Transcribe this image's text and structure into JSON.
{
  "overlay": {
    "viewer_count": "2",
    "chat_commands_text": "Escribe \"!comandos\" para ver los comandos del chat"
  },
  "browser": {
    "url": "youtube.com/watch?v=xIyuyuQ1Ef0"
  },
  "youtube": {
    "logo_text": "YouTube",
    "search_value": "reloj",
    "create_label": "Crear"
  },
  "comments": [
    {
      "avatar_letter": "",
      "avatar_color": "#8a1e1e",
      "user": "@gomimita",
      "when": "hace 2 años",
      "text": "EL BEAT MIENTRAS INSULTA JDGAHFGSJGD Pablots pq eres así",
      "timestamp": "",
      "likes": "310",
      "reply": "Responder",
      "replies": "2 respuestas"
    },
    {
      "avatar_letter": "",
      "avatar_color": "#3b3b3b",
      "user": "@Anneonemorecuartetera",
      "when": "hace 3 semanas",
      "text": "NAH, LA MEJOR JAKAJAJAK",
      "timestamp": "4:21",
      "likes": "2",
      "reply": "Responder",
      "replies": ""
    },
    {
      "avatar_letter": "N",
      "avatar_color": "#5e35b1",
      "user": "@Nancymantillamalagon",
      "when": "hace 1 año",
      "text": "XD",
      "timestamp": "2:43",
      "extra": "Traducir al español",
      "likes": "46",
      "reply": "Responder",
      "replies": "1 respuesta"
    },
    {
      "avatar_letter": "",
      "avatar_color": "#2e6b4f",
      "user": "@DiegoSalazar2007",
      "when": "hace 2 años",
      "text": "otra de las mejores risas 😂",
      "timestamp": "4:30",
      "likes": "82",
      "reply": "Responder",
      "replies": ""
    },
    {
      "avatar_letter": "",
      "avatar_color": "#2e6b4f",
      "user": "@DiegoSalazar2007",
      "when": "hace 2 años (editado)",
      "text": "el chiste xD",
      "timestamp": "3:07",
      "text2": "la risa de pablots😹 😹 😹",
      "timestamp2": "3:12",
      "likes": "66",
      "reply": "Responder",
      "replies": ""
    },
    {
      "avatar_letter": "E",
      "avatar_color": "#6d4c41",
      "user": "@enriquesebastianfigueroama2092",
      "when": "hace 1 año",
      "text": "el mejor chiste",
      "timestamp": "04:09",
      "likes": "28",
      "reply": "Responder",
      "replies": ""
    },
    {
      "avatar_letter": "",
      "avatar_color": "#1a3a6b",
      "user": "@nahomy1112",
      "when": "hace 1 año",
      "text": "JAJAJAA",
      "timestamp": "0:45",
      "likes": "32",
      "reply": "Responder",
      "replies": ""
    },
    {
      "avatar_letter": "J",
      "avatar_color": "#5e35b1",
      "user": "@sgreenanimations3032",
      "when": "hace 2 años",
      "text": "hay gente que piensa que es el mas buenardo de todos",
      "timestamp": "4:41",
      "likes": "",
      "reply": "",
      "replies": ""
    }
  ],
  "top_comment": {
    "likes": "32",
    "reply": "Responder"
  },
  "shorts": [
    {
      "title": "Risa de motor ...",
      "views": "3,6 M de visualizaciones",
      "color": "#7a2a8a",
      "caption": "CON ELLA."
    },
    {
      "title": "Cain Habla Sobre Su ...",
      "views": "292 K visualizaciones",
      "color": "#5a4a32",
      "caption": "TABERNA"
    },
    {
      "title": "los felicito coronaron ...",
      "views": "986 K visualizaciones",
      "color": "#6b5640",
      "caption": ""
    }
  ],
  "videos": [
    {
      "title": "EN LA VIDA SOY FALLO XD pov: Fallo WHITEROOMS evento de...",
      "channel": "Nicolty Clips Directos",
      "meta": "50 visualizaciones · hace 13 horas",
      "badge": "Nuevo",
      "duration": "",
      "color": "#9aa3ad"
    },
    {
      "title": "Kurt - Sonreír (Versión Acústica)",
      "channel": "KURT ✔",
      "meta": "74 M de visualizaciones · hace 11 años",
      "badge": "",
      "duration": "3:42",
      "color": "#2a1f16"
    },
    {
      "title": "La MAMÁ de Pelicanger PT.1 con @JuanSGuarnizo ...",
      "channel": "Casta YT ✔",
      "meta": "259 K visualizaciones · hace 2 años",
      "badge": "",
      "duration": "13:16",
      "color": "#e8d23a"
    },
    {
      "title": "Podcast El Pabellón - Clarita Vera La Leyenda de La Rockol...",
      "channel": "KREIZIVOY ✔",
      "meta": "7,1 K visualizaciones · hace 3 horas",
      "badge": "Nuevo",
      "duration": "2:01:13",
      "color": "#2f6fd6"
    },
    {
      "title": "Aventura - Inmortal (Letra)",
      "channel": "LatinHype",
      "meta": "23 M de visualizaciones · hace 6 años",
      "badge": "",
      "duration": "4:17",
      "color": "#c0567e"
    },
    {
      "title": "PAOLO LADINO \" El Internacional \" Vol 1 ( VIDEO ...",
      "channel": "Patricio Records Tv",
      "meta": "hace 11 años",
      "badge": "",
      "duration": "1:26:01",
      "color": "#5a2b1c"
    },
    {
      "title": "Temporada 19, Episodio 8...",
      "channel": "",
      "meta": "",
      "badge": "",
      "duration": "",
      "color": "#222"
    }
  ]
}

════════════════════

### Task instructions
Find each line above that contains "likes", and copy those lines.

### Exercise solution
      "likes": "310",
      "likes": "2",
      "likes": "46",
      "likes": "82",
      "likes": "66",
      "likes": "28",
      "likes": "32",
      "likes": "",
    "likes": "32",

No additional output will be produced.